Last month in the UK, a bill that could significantly change how Apple is able to encrypt user data on iOS was introduced. Called the Investigatory Powers Bill, it has the potential to require Apple to hold a key to encrypted smartphones and services such as iMessage and FaceTime. While Apple didn’t comment on the bill at the time, it has now, as expected, spoken out against it in a written submission to the UK House of Parliament.
Investigatory Powers Bill Stories December 21, 2015
Investigatory Powers Bill Stories November 4, 2015
Wikipedia founder says Apple should stop selling iPhones in the UK if govt bans end-to-end encryption
Wikipedia founder Jimmy Wales has tweeted that Apple should stop selling iPhones in the UK if the British government succeeds in passing a “stupid” new law completely banning end-to-end encryption. The tweet was reported by the Independent.
[tweet https://twitter.com/jimmy_wales/status/661604239794376704 align=’center’]
The Investigatory Powers Bill would require all Internet and technology companies to hand over to the government any communications data it requests. As things stand, Apple would be unable to comply with this requirement as it uses end-to-end encryption for services like iMessage and FaceTime.
As an illustration of the technological illiteracy of the government’s proposals, it originally wanted to ban encrypted communication altogether. It had to be pointed out to ministers that this would make Internet banking and online shopping illegal …
Apple has come under fire in the U.S. for its uncompromising stance on the privacy of customer data, with DOJ and FBI officials complaining that was Apple winning the PR battle. Apple lobbied Obama to reject similar proposals in the USA.
Photo: Apple Store in Regent Street, London (Foster & Partners)
Investigatory Powers Bill Stories November 2, 2015
Apple and government officials have been publicly sparring over how to handle privacy and encryption for months, and new rules expected to be proposed in the UK on Wednesday might make Apple’s position much harder to maintain.
The issue boils down to Apple allowing iPhone users to encrypt data behind a password — encryption that Apple can’t break through — and government officials wanting access in instances where de-encrypting smartphones could help law enforcement and security efforts. Services like iMessage and FaceTime are also encrypted end-to-end.

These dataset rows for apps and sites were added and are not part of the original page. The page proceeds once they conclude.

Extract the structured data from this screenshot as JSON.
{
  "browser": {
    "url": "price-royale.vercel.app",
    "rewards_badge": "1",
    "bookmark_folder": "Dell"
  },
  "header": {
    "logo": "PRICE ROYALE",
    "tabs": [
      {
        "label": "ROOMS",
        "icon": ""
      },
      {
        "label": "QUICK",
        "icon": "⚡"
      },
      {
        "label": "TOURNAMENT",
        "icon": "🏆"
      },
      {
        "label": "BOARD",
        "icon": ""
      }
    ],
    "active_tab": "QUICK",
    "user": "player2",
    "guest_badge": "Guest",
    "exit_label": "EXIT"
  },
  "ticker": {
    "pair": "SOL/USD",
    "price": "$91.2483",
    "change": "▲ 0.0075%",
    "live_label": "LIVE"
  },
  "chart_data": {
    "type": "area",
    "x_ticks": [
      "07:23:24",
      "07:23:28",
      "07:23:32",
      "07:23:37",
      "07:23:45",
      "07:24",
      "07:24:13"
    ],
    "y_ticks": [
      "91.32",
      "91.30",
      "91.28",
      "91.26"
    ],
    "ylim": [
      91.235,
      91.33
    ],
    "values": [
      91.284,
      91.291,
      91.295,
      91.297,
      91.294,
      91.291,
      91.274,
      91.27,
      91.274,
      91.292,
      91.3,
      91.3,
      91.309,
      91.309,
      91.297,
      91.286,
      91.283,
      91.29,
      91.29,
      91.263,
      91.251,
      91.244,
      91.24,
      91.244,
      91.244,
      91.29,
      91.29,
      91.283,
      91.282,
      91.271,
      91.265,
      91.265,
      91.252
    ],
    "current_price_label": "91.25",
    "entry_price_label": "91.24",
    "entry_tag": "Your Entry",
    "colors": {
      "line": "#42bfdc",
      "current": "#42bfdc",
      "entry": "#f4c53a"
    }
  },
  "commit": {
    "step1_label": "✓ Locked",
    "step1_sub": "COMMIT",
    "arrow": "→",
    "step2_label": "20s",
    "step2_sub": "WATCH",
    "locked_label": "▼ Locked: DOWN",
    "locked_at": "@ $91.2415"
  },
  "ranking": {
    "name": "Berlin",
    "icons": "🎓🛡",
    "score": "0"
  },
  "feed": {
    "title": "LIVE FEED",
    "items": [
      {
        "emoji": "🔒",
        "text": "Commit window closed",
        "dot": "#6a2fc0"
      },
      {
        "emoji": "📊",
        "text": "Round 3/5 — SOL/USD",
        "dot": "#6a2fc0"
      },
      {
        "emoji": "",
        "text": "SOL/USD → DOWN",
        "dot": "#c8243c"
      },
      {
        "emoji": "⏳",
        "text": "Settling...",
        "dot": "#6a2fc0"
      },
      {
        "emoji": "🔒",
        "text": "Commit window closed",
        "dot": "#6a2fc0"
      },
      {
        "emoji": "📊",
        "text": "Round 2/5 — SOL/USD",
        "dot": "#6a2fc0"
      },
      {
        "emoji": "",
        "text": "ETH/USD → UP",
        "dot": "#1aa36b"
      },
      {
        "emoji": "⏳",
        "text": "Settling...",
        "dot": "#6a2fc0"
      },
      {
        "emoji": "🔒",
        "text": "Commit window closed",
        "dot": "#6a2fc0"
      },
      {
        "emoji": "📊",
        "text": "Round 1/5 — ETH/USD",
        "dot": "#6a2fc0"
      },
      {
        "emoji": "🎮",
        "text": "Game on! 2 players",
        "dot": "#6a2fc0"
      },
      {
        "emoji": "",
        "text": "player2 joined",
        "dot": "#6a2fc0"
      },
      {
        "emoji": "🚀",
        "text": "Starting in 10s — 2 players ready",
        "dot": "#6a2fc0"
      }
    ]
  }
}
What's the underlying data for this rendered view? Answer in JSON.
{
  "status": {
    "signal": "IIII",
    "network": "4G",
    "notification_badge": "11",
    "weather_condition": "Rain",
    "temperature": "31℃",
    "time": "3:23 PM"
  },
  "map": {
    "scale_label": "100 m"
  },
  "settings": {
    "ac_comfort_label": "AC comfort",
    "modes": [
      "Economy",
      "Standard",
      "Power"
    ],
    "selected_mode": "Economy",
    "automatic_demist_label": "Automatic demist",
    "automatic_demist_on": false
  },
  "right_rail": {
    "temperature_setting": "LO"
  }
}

Now The Telegraph reports that the Investigatory Powers Bill being introduced on Wednesday will likely require Apple and other companies to hold a key to encrypted smartphones and services, giving access to government agencies when a warrant is issued. expand full story